May contain traces of sesame, celery, mustard, soy.
- Origin France
- Storage / Use In a cool, dark, dry place.
Olivier Rœllinger's words
As a result, fenugreek is rarely used by itself but serves as a base for a number of mixes.
At my restaurant, you would find them in my lobster in its stock; royal rock lobster with a bouillon of squash seeds and sesame; mussel velouté with my curry; and saddle of lamb with the Big Caravan spice mix. More simply, I use this spice in all my fish and poultry stocks, and I like to grind it with coriander , sesame seeds, toasted almonds, fenugreek to make a buttery or creamy fish sauce with the juice of a lime.
We source this spice from a father-and son farm in Northeastern France that went certified organic 20 years ago.
Fenugreek (Trigonella foenum-graecum) is an annual plant that grows up to 80 cm. tall. It’s a member of the Fabacae bean family, which also includes tamarind. The plant was a favorite with the ancient Greeks. During the Roman Empire, the plant was grown as a type of hay and its name is derived from the Latin term for ‘Greek hay.’
The knobby, angular brownish yellow seeds mature in long pods on the plant.
Fenugreek is native to Egypt and the entire Mediterranean basin.
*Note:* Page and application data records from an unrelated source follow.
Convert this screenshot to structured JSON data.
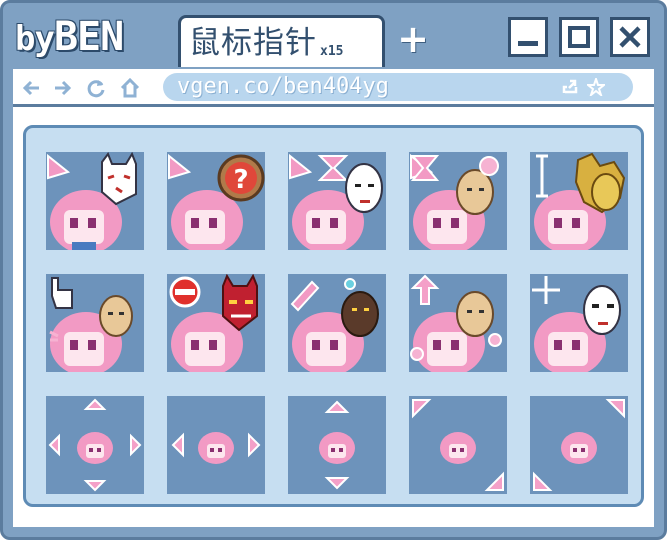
{
  "window": {
    "brand_prefix": "by",
    "brand_name": "BEN",
    "tab_label": "鼠标指针",
    "tab_count": "x15",
    "new_tab_symbol": "+",
    "buttons": [
      "minimize",
      "maximize",
      "close"
    ]
  },
  "urlbar": {
    "url": "vgen.co/ben404yg",
    "nav_icons": [
      "back-arrow-icon",
      "forward-arrow-icon",
      "refresh-icon",
      "home-icon"
    ],
    "actions": [
      "share-icon",
      "bookmark-star-icon"
    ]
  },
  "cursors": [
    {
      "name": "normal-select",
      "overlay": "kitsune-mask"
    },
    {
      "name": "help-select",
      "overlay": "question-mark"
    },
    {
      "name": "working-in-background",
      "overlay": "hourglass-noh-mask"
    },
    {
      "name": "busy",
      "overlay": "hourglass-okame-mask"
    },
    {
      "name": "text-select",
      "overlay": "i-beam-golden-mask"
    },
    {
      "name": "link-select",
      "overlay": "pointing-hand-mask"
    },
    {
      "name": "unavailable",
      "overlay": "no-symbol-oni-mask"
    },
    {
      "name": "handwriting",
      "overlay": "pen-tengu-mask"
    },
    {
      "name": "vertical-resize",
      "overlay": "up-arrow-okame-mask"
    },
    {
      "name": "precision-select",
      "overlay": "crosshair-white-mask"
    },
    {
      "name": "move",
      "overlay": "four-arrows"
    },
    {
      "name": "horizontal-resize",
      "overlay": "left-right-arrows"
    },
    {
      "name": "vertical-resize-arrows",
      "overlay": "up-down-arrows"
    },
    {
      "name": "diagonal-resize-1",
      "overlay": "nw-se-arrows"
    },
    {
      "name": "diagonal-resize-2",
      "overlay": "ne-sw-arrows"
    }
  ],
  "colors": {
    "frame": "#7fa1c3",
    "frame_dark": "#33506f",
    "panel": "#c6def1",
    "cell": "#6d93bb",
    "hair": "#f29ac4",
    "arrow": "#f4a0c8"
  }
}
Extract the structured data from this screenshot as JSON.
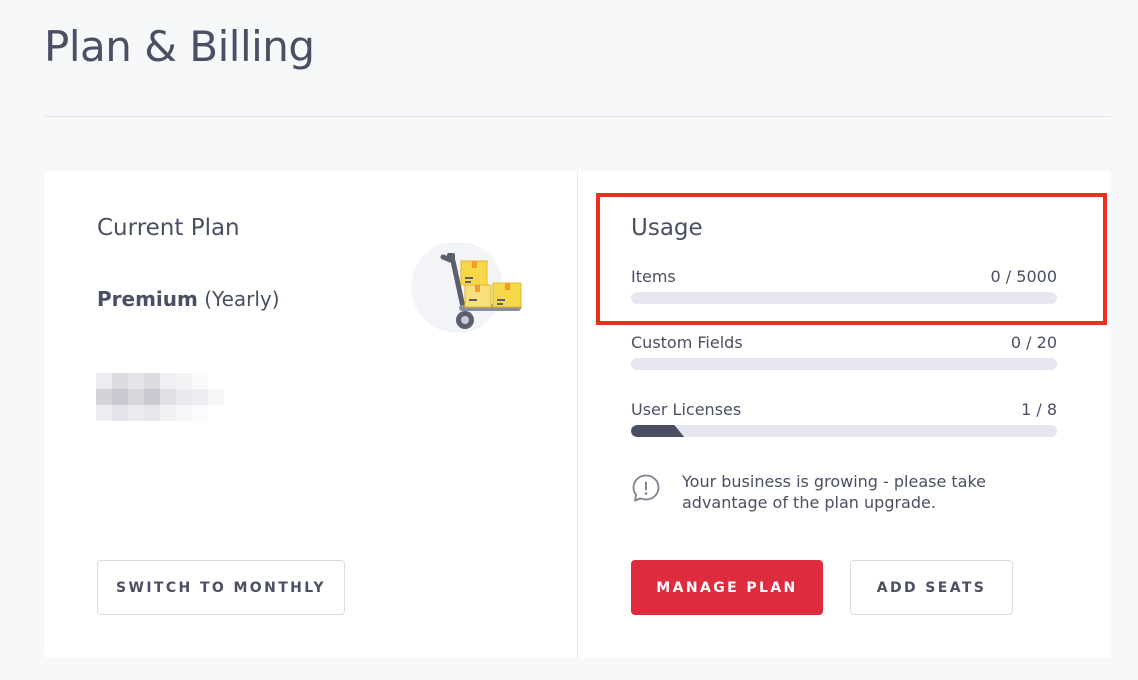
{
  "page": {
    "title": "Plan & Billing"
  },
  "current_plan": {
    "heading": "Current Plan",
    "plan_name": "Premium",
    "billing_period": "(Yearly)",
    "switch_button": "SWITCH TO MONTHLY"
  },
  "usage": {
    "heading": "Usage",
    "rows": [
      {
        "label": "Items",
        "value": "0 / 5000",
        "used": 0,
        "limit": 5000
      },
      {
        "label": "Custom Fields",
        "value": "0 / 20",
        "used": 0,
        "limit": 20
      },
      {
        "label": "User Licenses",
        "value": "1 / 8",
        "used": 1,
        "limit": 8
      }
    ],
    "notice": "Your business is growing - please take advantage of the plan upgrade.",
    "manage_button": "MANAGE PLAN",
    "seats_button": "ADD SEATS"
  },
  "colors": {
    "primary": "#de2b3e",
    "text": "#4a4f63",
    "track": "#e6e6f0",
    "highlight": "#ee2e1f"
  },
  "icons": {
    "illustration": "hand-truck-boxes-icon",
    "notice": "alert-speech-bubble-icon"
  }
}
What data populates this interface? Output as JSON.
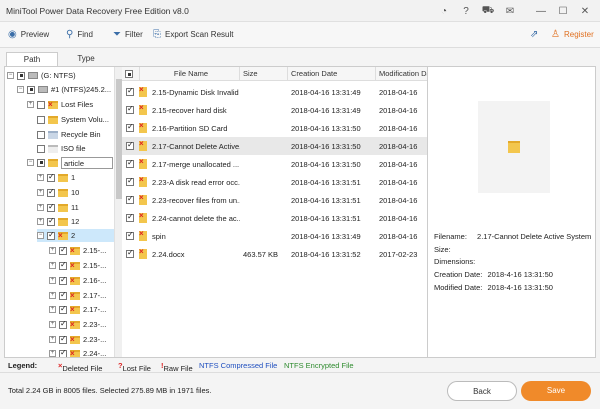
{
  "window": {
    "title": "MiniTool Power Data Recovery Free Edition v8.0",
    "icons": [
      "speedometer-icon",
      "help-icon",
      "cart-icon",
      "mail-icon",
      "minimize-icon",
      "maximize-icon",
      "close-icon"
    ]
  },
  "toolbar": {
    "preview": "Preview",
    "find": "Find",
    "filter": "Filter",
    "export": "Export Scan Result",
    "register": "Register"
  },
  "tabs": {
    "path": "Path",
    "type": "Type"
  },
  "tree": {
    "root": "(G: NTFS)",
    "partition": "#1 (NTFS)245.2...",
    "lost_files": "Lost Files",
    "system_volume": "System Volu...",
    "recycle_bin": "Recycle Bin",
    "iso_file": "ISO file",
    "article": "article",
    "n1": "1",
    "n10": "10",
    "n11": "11",
    "n12": "12",
    "n2": "2",
    "sub": [
      "2.15-...",
      "2.15-...",
      "2.16-...",
      "2.17-...",
      "2.17-...",
      "2.23-...",
      "2.23-...",
      "2.24-..."
    ]
  },
  "table": {
    "headers": {
      "name": "File Name",
      "size": "Size",
      "created": "Creation Date",
      "modified": "Modification Da"
    },
    "rows": [
      {
        "name": "2.15-Dynamic Disk Invalid",
        "size": "",
        "created": "2018-04-16 13:31:49",
        "modified": "2018-04-16"
      },
      {
        "name": "2.15-recover hard disk",
        "size": "",
        "created": "2018-04-16 13:31:49",
        "modified": "2018-04-16"
      },
      {
        "name": "2.16-Partition SD Card",
        "size": "",
        "created": "2018-04-16 13:31:50",
        "modified": "2018-04-16"
      },
      {
        "name": "2.17-Cannot Delete Active...",
        "size": "",
        "created": "2018-04-16 13:31:50",
        "modified": "2018-04-16"
      },
      {
        "name": "2.17-merge unallocated ...",
        "size": "",
        "created": "2018-04-16 13:31:50",
        "modified": "2018-04-16"
      },
      {
        "name": "2.23-A disk read error occ...",
        "size": "",
        "created": "2018-04-16 13:31:51",
        "modified": "2018-04-16"
      },
      {
        "name": "2.23-recover files from un...",
        "size": "",
        "created": "2018-04-16 13:31:51",
        "modified": "2018-04-16"
      },
      {
        "name": "2.24-cannot delete the ac...",
        "size": "",
        "created": "2018-04-16 13:31:51",
        "modified": "2018-04-16"
      },
      {
        "name": "spin",
        "size": "",
        "created": "2018-04-16 13:31:49",
        "modified": "2018-04-16"
      },
      {
        "name": "2.24.docx",
        "size": "463.57 KB",
        "created": "2018-04-16 13:31:52",
        "modified": "2017-02-23"
      }
    ]
  },
  "details": {
    "filename_label": "Filename:",
    "filename_value": "2.17-Cannot Delete Active System",
    "size_label": "Size:",
    "dimensions_label": "Dimensions:",
    "created_label": "Creation Date:",
    "created_value": "2018-4-16 13:31:50",
    "modified_label": "Modified Date:",
    "modified_value": "2018-4-16 13:31:50"
  },
  "legend": {
    "title": "Legend:",
    "deleted": "Deleted File",
    "lost": "Lost File",
    "raw": "Raw File",
    "compressed": "NTFS Compressed File",
    "encrypted": "NTFS Encrypted File"
  },
  "status": {
    "text": "Total 2.24 GB in 8005 files.  Selected 275.89 MB in 1971 files.",
    "back": "Back",
    "save": "Save"
  },
  "colors": {
    "accent": "#f08a2a",
    "compressed": "#1f4fbf",
    "encrypted": "#2e8b2e",
    "deleted": "#d22222"
  }
}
Thanks to travellers and in particular explorers it conquered India, which adores this spice, and also Argentina. In Turkey these seeds were long combined with paprika and sesame oil to create the legendary pastrama which flavoured and preserved dried meats. In the Persian Gulf they were mixed with cardamom, garlic, green tomato, caraway and coriander to create helbe. In India the seeds are always used in chutneys; they are known as ground Methi and they are also found in all curries.